The eSIM technology is the latest advancement in Subscriber Identity Module (SIM) technology. It is a global specification by the GSMA which enables remote SIM provisioning of any device that supports this technology. The embedded Subscriber Identity Module, commonly referred to as eSIM, allows end users to store multiple profiles on a device simultaneously, and switch between them remotely, without having to physically carry SIM cards. Because it is embedded within the mobile device, the eSIM cannot be removed easily.
According to ABI Research, over 400 million eSIM smartphones, including the already available Apple XR, XS and XS Max e-SIM supported devices, will enter the global market by 2022.
How does it work?
Although the role of SIM technology isn’t changing with the introduction of eSIM, and that the SIM’s functionality aspects remain the same, the way in which it is used will change dramatically.
To enable this change, an ecosystem of trusted platforms and players has been facilitated by the GSMA to create the eSIM solution. It offers an equivalent level of security and protection to that provided by the removable SIM card. By having a programmable SIM card for networked devices, they can be connected, managed and controlled remotely for end users.
What are the benefits for consumers?
eSIM enables remote SIM provisioning for e-SIM supported devices.
For consumers, this means they can use different phone numbers for separate voice or data plans, all on one device. If they travel abroad, they will be able to switch to a local carrier that supports eSIM and access that operators network remotely.
Consumers will appreciate the simplified user experience and benefit from eSIM, such as shorter time required to connect a device to a network, simplified handling and more reliability, since the eSIM is embedded in the device itself. Having an embedded SIM also minimizes the risk of SIM damage, allows more room within the phone for other purposes, and will ultimately mean that future developments of mobile devices will become slimmer as well as enable enhanced connectivity.
Beyond the consumer segments, eSIM technology has advantages that extend to new business models through different implementations for Internet of Things (IoT) and Machine-to-machine (M2M) solutions for enterprise devices.
eSIM enables Mobile Network Operators (MNOs) to offer subscriptions to millions of new devices without the existing SIM card logistics, and to improve the customer experience with “immediate” connectivity for their new device. Device Vendors can manufacture devices with a single generic eSIM that can be delivered and connected anywhere in the world. Service Providers can simply and remotely change the subscription profile.
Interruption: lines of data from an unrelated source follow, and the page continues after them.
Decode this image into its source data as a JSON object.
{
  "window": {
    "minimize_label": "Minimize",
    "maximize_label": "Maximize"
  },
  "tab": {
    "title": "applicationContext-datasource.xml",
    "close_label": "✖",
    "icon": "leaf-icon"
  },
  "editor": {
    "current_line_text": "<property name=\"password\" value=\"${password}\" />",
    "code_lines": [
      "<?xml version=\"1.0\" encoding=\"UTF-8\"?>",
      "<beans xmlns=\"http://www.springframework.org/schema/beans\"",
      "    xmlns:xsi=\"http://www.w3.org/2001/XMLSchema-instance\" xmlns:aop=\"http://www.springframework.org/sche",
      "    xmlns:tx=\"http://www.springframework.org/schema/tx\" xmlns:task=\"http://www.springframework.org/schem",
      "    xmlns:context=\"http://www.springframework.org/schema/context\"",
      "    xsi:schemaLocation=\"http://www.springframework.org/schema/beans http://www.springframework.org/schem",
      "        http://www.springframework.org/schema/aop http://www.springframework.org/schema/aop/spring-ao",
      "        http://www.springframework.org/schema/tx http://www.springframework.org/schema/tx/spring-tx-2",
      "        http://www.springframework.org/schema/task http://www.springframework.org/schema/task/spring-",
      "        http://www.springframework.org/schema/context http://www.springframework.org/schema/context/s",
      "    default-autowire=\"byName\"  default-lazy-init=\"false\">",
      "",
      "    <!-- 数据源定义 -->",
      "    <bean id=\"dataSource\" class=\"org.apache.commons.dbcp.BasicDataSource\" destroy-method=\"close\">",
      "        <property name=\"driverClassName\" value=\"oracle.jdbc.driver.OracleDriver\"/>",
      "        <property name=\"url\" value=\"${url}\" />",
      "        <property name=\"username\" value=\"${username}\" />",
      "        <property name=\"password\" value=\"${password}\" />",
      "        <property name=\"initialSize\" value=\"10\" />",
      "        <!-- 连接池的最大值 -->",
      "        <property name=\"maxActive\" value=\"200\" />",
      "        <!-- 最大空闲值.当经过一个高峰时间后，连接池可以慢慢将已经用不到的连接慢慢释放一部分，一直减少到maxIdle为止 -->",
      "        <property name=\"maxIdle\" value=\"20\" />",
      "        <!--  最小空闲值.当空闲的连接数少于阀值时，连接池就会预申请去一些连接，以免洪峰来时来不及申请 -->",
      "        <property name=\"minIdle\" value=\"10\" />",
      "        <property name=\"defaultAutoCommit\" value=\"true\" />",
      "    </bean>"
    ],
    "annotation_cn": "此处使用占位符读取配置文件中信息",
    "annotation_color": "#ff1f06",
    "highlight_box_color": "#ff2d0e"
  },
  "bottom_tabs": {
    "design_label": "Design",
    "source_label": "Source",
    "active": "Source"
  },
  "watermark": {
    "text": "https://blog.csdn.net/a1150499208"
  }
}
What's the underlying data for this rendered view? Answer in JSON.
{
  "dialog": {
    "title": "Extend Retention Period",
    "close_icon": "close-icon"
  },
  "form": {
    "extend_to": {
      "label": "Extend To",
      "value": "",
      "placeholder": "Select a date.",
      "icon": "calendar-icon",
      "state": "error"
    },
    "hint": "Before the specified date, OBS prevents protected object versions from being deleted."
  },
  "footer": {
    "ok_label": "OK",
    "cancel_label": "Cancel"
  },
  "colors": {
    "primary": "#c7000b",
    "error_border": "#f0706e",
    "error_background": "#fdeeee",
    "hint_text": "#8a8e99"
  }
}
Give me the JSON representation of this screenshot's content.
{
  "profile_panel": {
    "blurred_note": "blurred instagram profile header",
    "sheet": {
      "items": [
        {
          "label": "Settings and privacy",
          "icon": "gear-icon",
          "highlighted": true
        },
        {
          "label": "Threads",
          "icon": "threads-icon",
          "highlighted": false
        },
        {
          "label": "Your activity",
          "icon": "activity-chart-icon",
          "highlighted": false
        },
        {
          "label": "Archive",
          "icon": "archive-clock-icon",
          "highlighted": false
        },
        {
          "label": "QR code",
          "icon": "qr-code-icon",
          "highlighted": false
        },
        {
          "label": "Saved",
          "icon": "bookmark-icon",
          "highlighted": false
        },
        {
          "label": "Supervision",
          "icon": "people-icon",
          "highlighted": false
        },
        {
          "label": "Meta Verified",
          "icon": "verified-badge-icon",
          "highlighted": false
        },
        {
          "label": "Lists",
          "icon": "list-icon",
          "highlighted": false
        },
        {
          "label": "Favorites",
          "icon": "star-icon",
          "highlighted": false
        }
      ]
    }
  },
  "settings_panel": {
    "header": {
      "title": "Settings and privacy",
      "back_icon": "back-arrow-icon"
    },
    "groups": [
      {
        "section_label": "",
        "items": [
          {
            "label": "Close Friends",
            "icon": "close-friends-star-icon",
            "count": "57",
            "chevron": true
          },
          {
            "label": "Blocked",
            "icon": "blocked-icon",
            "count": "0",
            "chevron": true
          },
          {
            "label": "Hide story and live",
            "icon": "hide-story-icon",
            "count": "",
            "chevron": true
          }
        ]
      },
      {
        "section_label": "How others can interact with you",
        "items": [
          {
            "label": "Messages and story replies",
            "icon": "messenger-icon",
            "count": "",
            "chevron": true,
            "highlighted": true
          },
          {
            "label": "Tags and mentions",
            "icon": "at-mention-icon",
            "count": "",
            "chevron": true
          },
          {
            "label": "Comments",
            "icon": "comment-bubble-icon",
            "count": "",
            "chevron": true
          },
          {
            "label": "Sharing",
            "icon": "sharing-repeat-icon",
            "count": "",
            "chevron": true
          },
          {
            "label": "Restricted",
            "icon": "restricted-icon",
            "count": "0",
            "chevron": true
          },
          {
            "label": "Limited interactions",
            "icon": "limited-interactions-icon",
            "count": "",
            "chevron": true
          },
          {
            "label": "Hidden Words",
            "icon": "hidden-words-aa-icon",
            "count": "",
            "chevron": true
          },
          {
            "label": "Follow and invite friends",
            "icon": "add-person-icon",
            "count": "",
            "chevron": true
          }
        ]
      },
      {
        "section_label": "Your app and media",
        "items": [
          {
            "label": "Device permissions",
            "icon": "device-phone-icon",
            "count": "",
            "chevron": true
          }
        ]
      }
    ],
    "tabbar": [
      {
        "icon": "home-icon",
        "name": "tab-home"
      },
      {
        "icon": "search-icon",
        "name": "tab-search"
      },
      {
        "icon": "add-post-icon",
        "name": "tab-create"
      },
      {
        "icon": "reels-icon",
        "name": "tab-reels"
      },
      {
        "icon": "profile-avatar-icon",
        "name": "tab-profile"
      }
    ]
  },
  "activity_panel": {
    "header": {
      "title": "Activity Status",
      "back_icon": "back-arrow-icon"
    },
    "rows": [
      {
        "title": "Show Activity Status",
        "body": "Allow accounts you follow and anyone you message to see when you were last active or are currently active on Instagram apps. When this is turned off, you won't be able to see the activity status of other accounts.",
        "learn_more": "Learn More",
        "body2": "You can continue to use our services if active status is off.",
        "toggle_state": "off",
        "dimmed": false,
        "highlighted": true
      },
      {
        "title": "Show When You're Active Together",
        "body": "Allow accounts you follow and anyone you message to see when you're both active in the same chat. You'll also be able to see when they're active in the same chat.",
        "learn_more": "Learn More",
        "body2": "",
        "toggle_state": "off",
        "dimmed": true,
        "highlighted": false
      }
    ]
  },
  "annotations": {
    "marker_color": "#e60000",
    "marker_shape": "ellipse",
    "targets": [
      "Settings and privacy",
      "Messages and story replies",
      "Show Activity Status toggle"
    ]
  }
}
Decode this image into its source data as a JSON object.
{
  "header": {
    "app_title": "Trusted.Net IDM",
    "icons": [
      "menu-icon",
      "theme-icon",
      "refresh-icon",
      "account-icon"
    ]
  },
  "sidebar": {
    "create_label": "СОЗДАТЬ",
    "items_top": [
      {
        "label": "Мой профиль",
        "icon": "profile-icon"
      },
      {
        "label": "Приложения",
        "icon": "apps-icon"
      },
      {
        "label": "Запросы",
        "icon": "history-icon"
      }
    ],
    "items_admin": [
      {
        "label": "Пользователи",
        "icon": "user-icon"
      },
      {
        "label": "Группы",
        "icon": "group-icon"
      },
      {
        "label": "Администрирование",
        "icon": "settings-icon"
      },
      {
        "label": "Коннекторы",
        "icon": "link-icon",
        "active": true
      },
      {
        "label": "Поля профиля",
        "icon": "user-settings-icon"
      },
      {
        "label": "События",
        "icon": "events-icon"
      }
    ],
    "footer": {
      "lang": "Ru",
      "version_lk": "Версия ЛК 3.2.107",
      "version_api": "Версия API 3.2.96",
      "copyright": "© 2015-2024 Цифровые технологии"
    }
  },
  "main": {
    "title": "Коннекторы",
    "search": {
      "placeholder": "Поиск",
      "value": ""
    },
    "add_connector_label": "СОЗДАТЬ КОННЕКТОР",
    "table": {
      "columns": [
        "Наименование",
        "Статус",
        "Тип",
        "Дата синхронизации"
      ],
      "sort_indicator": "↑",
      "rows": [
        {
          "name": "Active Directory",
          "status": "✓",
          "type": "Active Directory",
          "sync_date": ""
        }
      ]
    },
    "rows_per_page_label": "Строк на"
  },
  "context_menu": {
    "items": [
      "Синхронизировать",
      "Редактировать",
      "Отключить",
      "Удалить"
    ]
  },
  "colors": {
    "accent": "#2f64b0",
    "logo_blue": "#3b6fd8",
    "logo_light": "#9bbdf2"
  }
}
According to Ericsson close to 29 billion connected devices are expected to be in use by 2022, with around 18 billion related to IoT. This will add convenience through cost reduction for logistics and minimises the need for handling of legacy SIM cards. This also opens up new use cases for remote device management and will become more and more beneficial to many industrial sectors as 5G cellular mobile communications reach deployment in the GCC.
What are we doing around eSIM?
As a recent report into the future of eSIM, from Oliver Wyman, indicates, “the eSIM era has arrived and is here to stay”. Illustrating this further, the forecast number of connected objects “range anywhere from 25 billion to 75 billion connected devices by 2020”.
In the UAE, EITC has brought this technology to life for both consumer and enterprise segments in partnership with Munich-based Giesecke+Devrient Mobile Security, by using its AirOn eSIM Management Solution. This technology has brought the next evolution of SIM technology closer to customers and means that EITC is better equipped to allow remote subscription provisioning of eSIM subscriptions to eSIM devices based on AirOn remote SIM Management Solution. To avail of du’s eSIM solutions, all consumers need to do is to request a change from physical to eSIM at their nearest du store or request a new mobile connection through a du store or online if they are new to the operator.
What are the key challenges for its implementation?
M2M eSIM solutions will present key challenges for end users, especially enterprise applications, as the level of connectivity needed to power the millions of eSIM that will be enabled connections in coming years could lag behind the growth in eSIM popularity. According to a report from Accenture, companies in the US are projected to spend upwards of US $275 billion to revamp infrastructure to handle the increase in network speed and connectivity. The full deployment of 5G cellular mobile communications will facilitate this challenge and is expected to rapidly transform the number of M2M use cases as networks become faster and more powerful.
Thankfully, an ecosystem of trusted platforms and players has been facilitated by the GSMA to create consumer and enterprise eSIM solutions. These will provide a global network of eSIM enablers and operators with a mandate within the framework of GSMA which will create global standards for eSIM rollout to avoid individual solutions disorganizing the global eSIM market.